When we experienced problems with one of our technical teams in Grahamstown the cast I had the privilege of being part of started joking about ‘i’ words, such as incompetent, irresponsible, illiterate, irregular and my new addition..iLate. So, whenever we were challenged with a challenging team we would make reference to the ‘i’ words...
If there’s one thing I’ve learned as a lecturer it’s that you cannot please all your students. Never mind their parents (who I assume are not aware that their offspring weren’t prepared for that test, didn’t know their words for that dialogue…and what assignment again?). But for those who really try its always amazing to see results. To see them grow in the space of the few hours I’ve worked with them, or the few weeks that we had to perform a piece. And very often in our field the only way to learn how to do something, is to do it. Especially when it comes to a field such as directing.

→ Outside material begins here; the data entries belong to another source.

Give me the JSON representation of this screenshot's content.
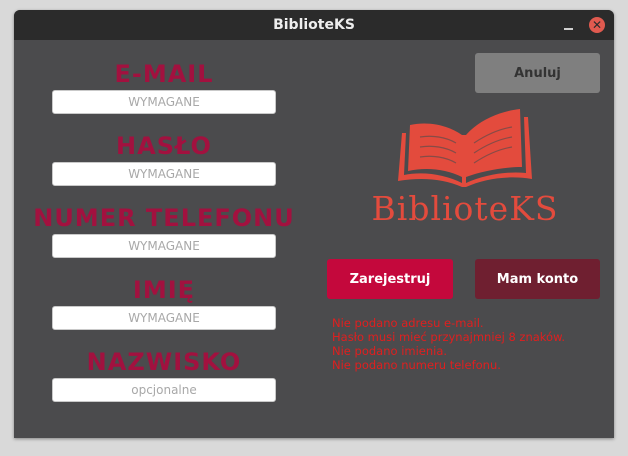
{
  "window": {
    "title": "BiblioteKS",
    "close_glyph": "✕"
  },
  "form": {
    "fields": [
      {
        "label": "E-MAIL",
        "placeholder": "WYMAGANE"
      },
      {
        "label": "HASŁO",
        "placeholder": "WYMAGANE"
      },
      {
        "label": "NUMER TELEFONU",
        "placeholder": "WYMAGANE"
      },
      {
        "label": "IMIĘ",
        "placeholder": "WYMAGANE"
      },
      {
        "label": "NAZWISKO",
        "placeholder": "opcjonalne"
      }
    ]
  },
  "buttons": {
    "cancel": "Anuluj",
    "register": "Zarejestruj",
    "have_account": "Mam konto"
  },
  "logo": {
    "text": "BiblioteKS",
    "icon": "open-book-icon"
  },
  "errors": [
    "Nie podano adresu e-mail.",
    "Hasło musi mieć przynajmniej 8 znaków.",
    "Nie podano imienia.",
    "Nie podano numeru telefonu."
  ],
  "colors": {
    "label": "#a2113f",
    "register_button": "#c4083c",
    "account_button": "#6f1f30",
    "cancel_button": "#7f7f7f",
    "logo": "#e34b3d",
    "error": "#e01f1f",
    "background": "#4b4b4d",
    "titlebar": "#2b2b2b"
  }
}
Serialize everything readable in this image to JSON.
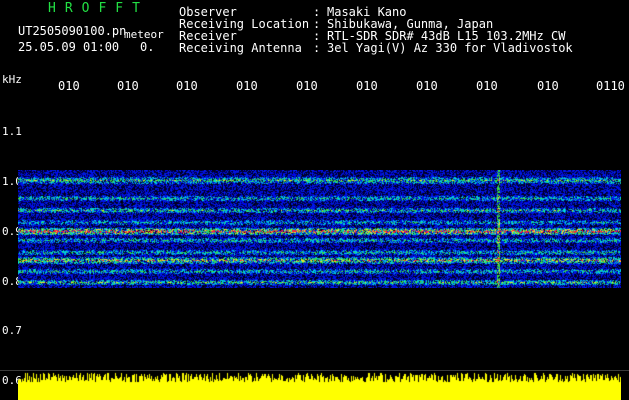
{
  "header": {
    "brand": "HROFFT",
    "filename": "UT2505090100.pn",
    "suffix": "meteor",
    "timestamp": "25.05.09 01:00",
    "count": "0.",
    "fields": [
      {
        "label": "Observer",
        "sep": ":",
        "value": "Masaki Kano"
      },
      {
        "label": "Receiving Location",
        "sep": ":",
        "value": "Shibukawa, Gunma, Japan"
      },
      {
        "label": "Receiver",
        "sep": ":",
        "value": "RTL-SDR SDR# 43dB L15 103.2MHz CW"
      },
      {
        "label": "Receiving Antenna",
        "sep": ":",
        "value": "3el Yagi(V) Az 330 for Vladivostok"
      }
    ]
  },
  "axis": {
    "unit": "kHz",
    "time_ticks": [
      "010",
      "010",
      "010",
      "010",
      "010",
      "010",
      "010",
      "010",
      "010",
      "0110"
    ],
    "freq_ticks": [
      "1.1",
      "1.0",
      "0.9",
      "0.8",
      "0.7",
      "0.6"
    ]
  },
  "colors": {
    "brand": "#22e044",
    "text": "#ffffff",
    "background": "#000000",
    "noise_blue": "#1a2cff",
    "band_red": "#ff1e3c",
    "spectrum_yellow": "#ffff00"
  }
}
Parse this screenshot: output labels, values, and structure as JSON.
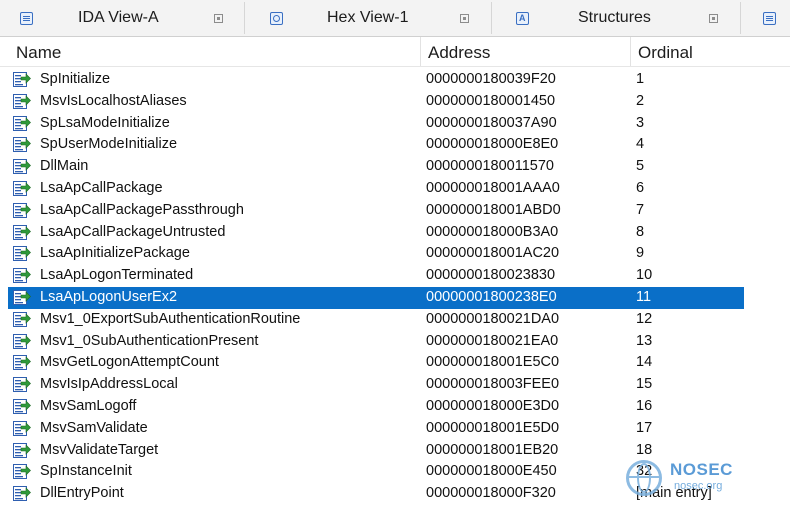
{
  "tabs": [
    {
      "label": "IDA View-A",
      "icon": "ida-view-icon"
    },
    {
      "label": "Hex View-1",
      "icon": "hex-view-icon"
    },
    {
      "label": "Structures",
      "icon": "structures-icon"
    }
  ],
  "columns": {
    "name": "Name",
    "address": "Address",
    "ordinal": "Ordinal"
  },
  "rows": [
    {
      "name": "SpInitialize",
      "address": "0000000180039F20",
      "ordinal": "1"
    },
    {
      "name": "MsvIsLocalhostAliases",
      "address": "0000000180001450",
      "ordinal": "2"
    },
    {
      "name": "SpLsaModeInitialize",
      "address": "0000000180037A90",
      "ordinal": "3"
    },
    {
      "name": "SpUserModeInitialize",
      "address": "000000018000E8E0",
      "ordinal": "4"
    },
    {
      "name": "DllMain",
      "address": "0000000180011570",
      "ordinal": "5"
    },
    {
      "name": "LsaApCallPackage",
      "address": "000000018001AAA0",
      "ordinal": "6"
    },
    {
      "name": "LsaApCallPackagePassthrough",
      "address": "000000018001ABD0",
      "ordinal": "7"
    },
    {
      "name": "LsaApCallPackageUntrusted",
      "address": "000000018000B3A0",
      "ordinal": "8"
    },
    {
      "name": "LsaApInitializePackage",
      "address": "000000018001AC20",
      "ordinal": "9"
    },
    {
      "name": "LsaApLogonTerminated",
      "address": "0000000180023830",
      "ordinal": "10"
    },
    {
      "name": "LsaApLogonUserEx2",
      "address": "00000001800238E0",
      "ordinal": "11",
      "selected": true
    },
    {
      "name": "Msv1_0ExportSubAuthenticationRoutine",
      "address": "0000000180021DA0",
      "ordinal": "12"
    },
    {
      "name": "Msv1_0SubAuthenticationPresent",
      "address": "0000000180021EA0",
      "ordinal": "13"
    },
    {
      "name": "MsvGetLogonAttemptCount",
      "address": "000000018001E5C0",
      "ordinal": "14"
    },
    {
      "name": "MsvIsIpAddressLocal",
      "address": "000000018003FEE0",
      "ordinal": "15"
    },
    {
      "name": "MsvSamLogoff",
      "address": "000000018000E3D0",
      "ordinal": "16"
    },
    {
      "name": "MsvSamValidate",
      "address": "000000018001E5D0",
      "ordinal": "17"
    },
    {
      "name": "MsvValidateTarget",
      "address": "000000018001EB20",
      "ordinal": "18"
    },
    {
      "name": "SpInstanceInit",
      "address": "000000018000E450",
      "ordinal": "32"
    },
    {
      "name": "DllEntryPoint",
      "address": "000000018000F320",
      "ordinal": "[main entry]"
    }
  ],
  "watermark": {
    "brand": "NOSEC",
    "domain": "nosec.org"
  },
  "colors": {
    "selection": "#0a6fc8",
    "icon_blue": "#2f5fb0",
    "icon_green": "#2f9a3a"
  }
}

As one of the drama lecturers at a local musical theatre college, a colleague and myself encouraged two third year students, eager to direct a play, to enter a piece for the local Student Arts Festival. The play could also then serve as an assessment for them. But they had to direct it, plan it...do it. And if they got stuck somewhere along the way my colleague and I were an email away to fix, or help. We gave them a play text, we gave them a cast, and space to rehearse during the holidays. They were to rehearse with their cast while I was away performing in Grahamstown. And the deal was that upon my return I would view, spit and polish their show in the two weeks I was back before the festival started. When no one replied to emails while I was away performing I got worried. When emails were not replied to once I returned I was even more worried. I informed them that I would be viewing them on the Friday afternoon, as their first technical rehearsal would be upon them soon. And then asked for a response. A day later I received from one of the 'aspiring' directors:
“I can’t make the viewing”
A single clause.
A number of email exchanges later, including excuses, and resignation that they had been at fault, it came out that that they had not started in time. Or in fact started.
I couldn’t believe it. The first of a series of 'i' words started going through my mind. How someone could not have started working on a production less than two weeks before they were to go on stage had me at wit’s end. The two directing students asked if they could pull the production from the festival, and were willing to pay the penalties of doing so. I asked them to call the festival manager to do so. Immediately. I figured if they didn’t learn from the experience of directing a play, perhaps they would learn from cancelling it themselves. I also asked for immediate action as time was in short supply. I received an email of confirmation, so when the festival director phoned me the next afternoon, as I was the contact person for the college, I asked if the students had cancelled the day before. They hadn’t. And, at that point, it was impossible to pull the show from the festival as the electronic system which now dealt with ticket sales had been put in place. That Morning.
So, with a handful of outside students from a singing lecturer at the college, and a handful of students from the college I put together a jazz singing show. Mikes were organized, my colleague and I plotted lights (before the show existed) and in two rehearsals, we had a show. It was chaos on the technical box as I qued two frightened looking first year drama student sound and lighting operators. And with what I considered to be a relatively decent turnout for the first performance from an unknown college the first show was done. I was relieved, probably not as much as the sound and lighting operators, to have survived the first performance. The second performance was sure to go like clockwork.
Wrong. Upon my glowing return to my flat I received an email from the singing lecturer, informing me that all her outside students refused to perform again, at 10:30 the next morning because they felt that the audience turnout was too small.
I reread the email in disbelief, rather sure that some fever must have caused me to hallucinate, as I have never heard of performers refusing to perform a show because ‘there weren’t enough people in the audience’. After confirmation of the facts on my second read a number of ‘i’ words flashed through my head. I contacted the head of the school. And a couple of phone calls later it was decided that we would make do with what we had. Add a few more items that were in the repertoire of the three remaining students, and one outside professional and I would just have to make it work on my own. Especially as my colleague could not attend the show, and the head of the school was leaving for France that day.
So the next morning I put on my professional director’s face and headed off the theatre with all the fake enthusiasm and visage of calm I could muster concerning my general state of panic. Especially as the ‘outside professional’ (a term I use loosely, and carefully avoid naming him and using words like ‘indecent’) cancelled that morning. In an sms.
So with three regulars and a friend who happened to be there and who decided to help out, just because of the absurdity of the situation and because she had a backtrack on her cellphone I put together another show. In the 45 minutes we had to move into the theatre a song order was decided upon and a CD cut, the lights were replotted and so was the movement of the actors on the stage, and the transference of microphones. And, one of the performers had car trouble and arrived as we had to open the doors for the audience to enter.
I was in a state somewhere between panic, chaos and directorial autopilot but the show went on. On time. Incredible.